**Excerpts from a dataset**
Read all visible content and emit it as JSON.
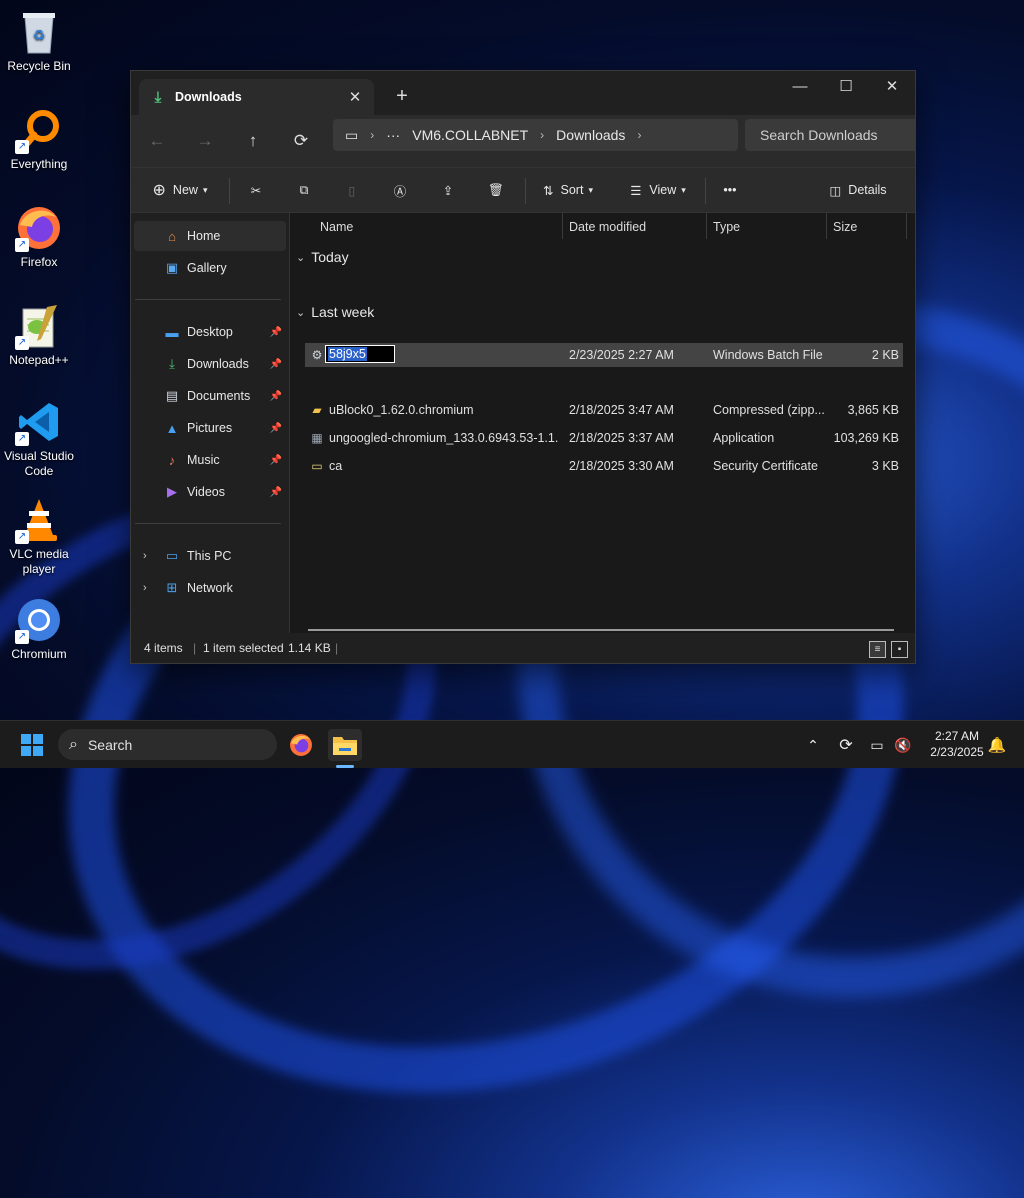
{
  "desktop": {
    "icons": [
      {
        "label": "Recycle Bin",
        "icon": "recycle-bin-icon"
      },
      {
        "label": "Everything",
        "icon": "everything-search-icon"
      },
      {
        "label": "Firefox",
        "icon": "firefox-icon"
      },
      {
        "label": "Notepad++",
        "icon": "notepad-plus-plus-icon"
      },
      {
        "label": "Visual Studio Code",
        "icon": "vscode-icon"
      },
      {
        "label": "VLC media player",
        "icon": "vlc-icon"
      },
      {
        "label": "Chromium",
        "icon": "chromium-icon"
      }
    ]
  },
  "window": {
    "tab_title": "Downloads",
    "nav": {
      "breadcrumbs": [
        "VM6.COLLABNET",
        "Downloads"
      ],
      "search_placeholder": "Search Downloads"
    },
    "toolbar": {
      "new_label": "New",
      "sort_label": "Sort",
      "view_label": "View",
      "more_label": "•••",
      "details_label": "Details"
    },
    "nav_pane": {
      "quick": [
        {
          "label": "Home",
          "icon": "home-icon",
          "selected": true
        },
        {
          "label": "Gallery",
          "icon": "gallery-icon"
        }
      ],
      "pinned": [
        {
          "label": "Desktop",
          "icon": "desktop-folder-icon"
        },
        {
          "label": "Downloads",
          "icon": "downloads-folder-icon"
        },
        {
          "label": "Documents",
          "icon": "documents-folder-icon"
        },
        {
          "label": "Pictures",
          "icon": "pictures-folder-icon"
        },
        {
          "label": "Music",
          "icon": "music-folder-icon"
        },
        {
          "label": "Videos",
          "icon": "videos-folder-icon"
        }
      ],
      "locations": [
        {
          "label": "This PC",
          "icon": "this-pc-icon"
        },
        {
          "label": "Network",
          "icon": "network-icon"
        }
      ]
    },
    "columns": {
      "name": "Name",
      "date": "Date modified",
      "type": "Type",
      "size": "Size"
    },
    "groups": [
      {
        "label": "Today",
        "rows": [
          {
            "name": "58j9x5",
            "date": "2/23/2025 2:27 AM",
            "type": "Windows Batch File",
            "size": "2 KB",
            "icon": "batch-file-icon",
            "selected": true,
            "renaming": true
          }
        ]
      },
      {
        "label": "Last week",
        "rows": [
          {
            "name": "uBlock0_1.62.0.chromium",
            "date": "2/18/2025 3:47 AM",
            "type": "Compressed (zipp...",
            "size": "3,865 KB",
            "icon": "zip-folder-icon"
          },
          {
            "name": "ungoogled-chromium_133.0.6943.53-1.1...",
            "date": "2/18/2025 3:37 AM",
            "type": "Application",
            "size": "103,269 KB",
            "icon": "application-icon"
          },
          {
            "name": "ca",
            "date": "2/18/2025 3:30 AM",
            "type": "Security Certificate",
            "size": "3 KB",
            "icon": "certificate-icon"
          }
        ]
      }
    ],
    "status": {
      "items": "4 items",
      "selection": "1 item selected",
      "size": "1.14 KB"
    }
  },
  "taskbar": {
    "search_label": "Search",
    "time": "2:27 AM",
    "date": "2/23/2025"
  },
  "colors": {
    "accent": "#2a62c9",
    "window_bg": "#191919",
    "pane_bg": "#202020",
    "selected_row": "#444444"
  }
}
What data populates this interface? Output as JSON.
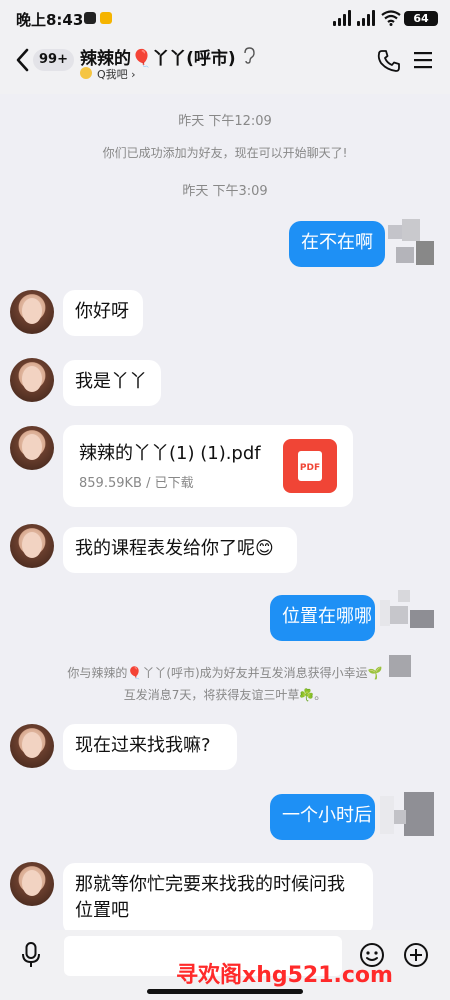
{
  "status_bar": {
    "time": "晚上8:43",
    "battery": "64"
  },
  "header": {
    "unread_count": "99+",
    "contact_name": "辣辣的🎈丫丫(呼市)",
    "sub_label": "Q我吧 ›"
  },
  "chat": {
    "time_1": "昨天 下午12:09",
    "system_added": "你们已成功添加为好友，现在可以开始聊天了!",
    "time_2": "昨天 下午3:09",
    "msg_out_1": "在不在啊",
    "msg_in_1": "你好呀",
    "msg_in_2": "我是丫丫",
    "file": {
      "name": "辣辣的丫丫(1) (1).pdf",
      "meta": "859.59KB / 已下载",
      "badge": "PDF"
    },
    "msg_in_3": "我的课程表发给你了呢😊",
    "msg_out_2": "位置在哪哪",
    "system_friendship_1": "你与辣辣的🎈丫丫(呼市)成为好友并互发消息获得小幸运🌱",
    "system_friendship_2": "互发消息7天，将获得友谊三叶草☘️。",
    "msg_in_4": "现在过来找我嘛?",
    "msg_out_3": "一个小时后",
    "msg_in_5_line1": "那就等你忙完要来找我的时候问我",
    "msg_in_5_line2": "位置吧"
  },
  "input_bar": {
    "placeholder": "",
    "watermark": "寻欢阁xhg521.com"
  },
  "colors": {
    "accent_blue": "#1e90f5",
    "pdf_red": "#f04536",
    "watermark_red": "#ff2a2a"
  }
}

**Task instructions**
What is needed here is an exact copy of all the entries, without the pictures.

**Written solution**
Read all visible content and emit it as JSON.
{
  "desktop": {
    "icons": [
      {
        "label": "Recycle Bin",
        "icon": "recycle-bin-icon"
      },
      {
        "label": "Everything",
        "icon": "everything-search-icon"
      },
      {
        "label": "Firefox",
        "icon": "firefox-icon"
      },
      {
        "label": "Notepad++",
        "icon": "notepad-plus-plus-icon"
      },
      {
        "label": "Visual Studio Code",
        "icon": "vscode-icon"
      },
      {
        "label": "VLC media player",
        "icon": "vlc-icon"
      },
      {
        "label": "Chromium",
        "icon": "chromium-icon"
      }
    ]
  },
  "window": {
    "tab_title": "Downloads",
    "nav": {
      "breadcrumbs": [
        "VM6.COLLABNET",
        "Downloads"
      ],
      "search_placeholder": "Search Downloads"
    },
    "toolbar": {
      "new_label": "New",
      "sort_label": "Sort",
      "view_label": "View",
      "more_label": "•••",
      "details_label": "Details"
    },
    "nav_pane": {
      "quick": [
        {
          "label": "Home",
          "icon": "home-icon",
          "selected": true
        },
        {
          "label": "Gallery",
          "icon": "gallery-icon"
        }
      ],
      "pinned": [
        {
          "label": "Desktop",
          "icon": "desktop-folder-icon"
        },
        {
          "label": "Downloads",
          "icon": "downloads-folder-icon"
        },
        {
          "label": "Documents",
          "icon": "documents-folder-icon"
        },
        {
          "label": "Pictures",
          "icon": "pictures-folder-icon"
        },
        {
          "label": "Music",
          "icon": "music-folder-icon"
        },
        {
          "label": "Videos",
          "icon": "videos-folder-icon"
        }
      ],
      "locations": [
        {
          "label": "This PC",
          "icon": "this-pc-icon"
        },
        {
          "label": "Network",
          "icon": "network-icon"
        }
      ]
    },
    "columns": {
      "name": "Name",
      "date": "Date modified",
      "type": "Type",
      "size": "Size"
    },
    "groups": [
      {
        "label": "Today",
        "rows": [
          {
            "name": "58j9x5",
            "date": "2/23/2025 2:27 AM",
            "type": "Windows Batch File",
            "size": "2 KB",
            "icon": "batch-file-icon",
            "selected": true,
            "renaming": true
          }
        ]
      },
      {
        "label": "Last week",
        "rows": [
          {
            "name": "uBlock0_1.62.0.chromium",
            "date": "2/18/2025 3:47 AM",
            "type": "Compressed (zipp...",
            "size": "3,865 KB",
            "icon": "zip-folder-icon"
          },
          {
            "name": "ungoogled-chromium_133.0.6943.53-1.1...",
            "date": "2/18/2025 3:37 AM",
            "type": "Application",
            "size": "103,269 KB",
            "icon": "application-icon"
          },
          {
            "name": "ca",
            "date": "2/18/2025 3:30 AM",
            "type": "Security Certificate",
            "size": "3 KB",
            "icon": "certificate-icon"
          }
        ]
      }
    ],
    "status": {
      "items": "4 items",
      "selection": "1 item selected",
      "size": "1.14 KB"
    }
  },
  "taskbar": {
    "search_label": "Search",
    "time": "2:27 AM",
    "date": "2/23/2025"
  },
  "colors": {
    "accent": "#2a62c9",
    "window_bg": "#191919",
    "pane_bg": "#202020",
    "selected_row": "#444444"
  }
}
What data populates this interface? Output as JSON.
{
  "status_bar": {
    "time": "晚上8:43",
    "battery": "64"
  },
  "header": {
    "unread_count": "99+",
    "contact_name": "辣辣的🎈丫丫(呼市)",
    "sub_label": "Q我吧 ›"
  },
  "chat": {
    "time_1": "昨天 下午12:09",
    "system_added": "你们已成功添加为好友，现在可以开始聊天了!",
    "time_2": "昨天 下午3:09",
    "msg_out_1": "在不在啊",
    "msg_in_1": "你好呀",
    "msg_in_2": "我是丫丫",
    "file": {
      "name": "辣辣的丫丫(1) (1).pdf",
      "meta": "859.59KB / 已下载",
      "badge": "PDF"
    },
    "msg_in_3": "我的课程表发给你了呢😊",
    "msg_out_2": "位置在哪哪",
    "system_friendship_1": "你与辣辣的🎈丫丫(呼市)成为好友并互发消息获得小幸运🌱",
    "system_friendship_2": "互发消息7天，将获得友谊三叶草☘️。",
    "msg_in_4": "现在过来找我嘛?",
    "msg_out_3": "一个小时后",
    "msg_in_5_line1": "那就等你忙完要来找我的时候问我",
    "msg_in_5_line2": "位置吧"
  },
  "input_bar": {
    "placeholder": "",
    "watermark": "寻欢阁xhg521.com"
  },
  "colors": {
    "accent_blue": "#1e90f5",
    "pdf_red": "#f04536",
    "watermark_red": "#ff2a2a"
  }
}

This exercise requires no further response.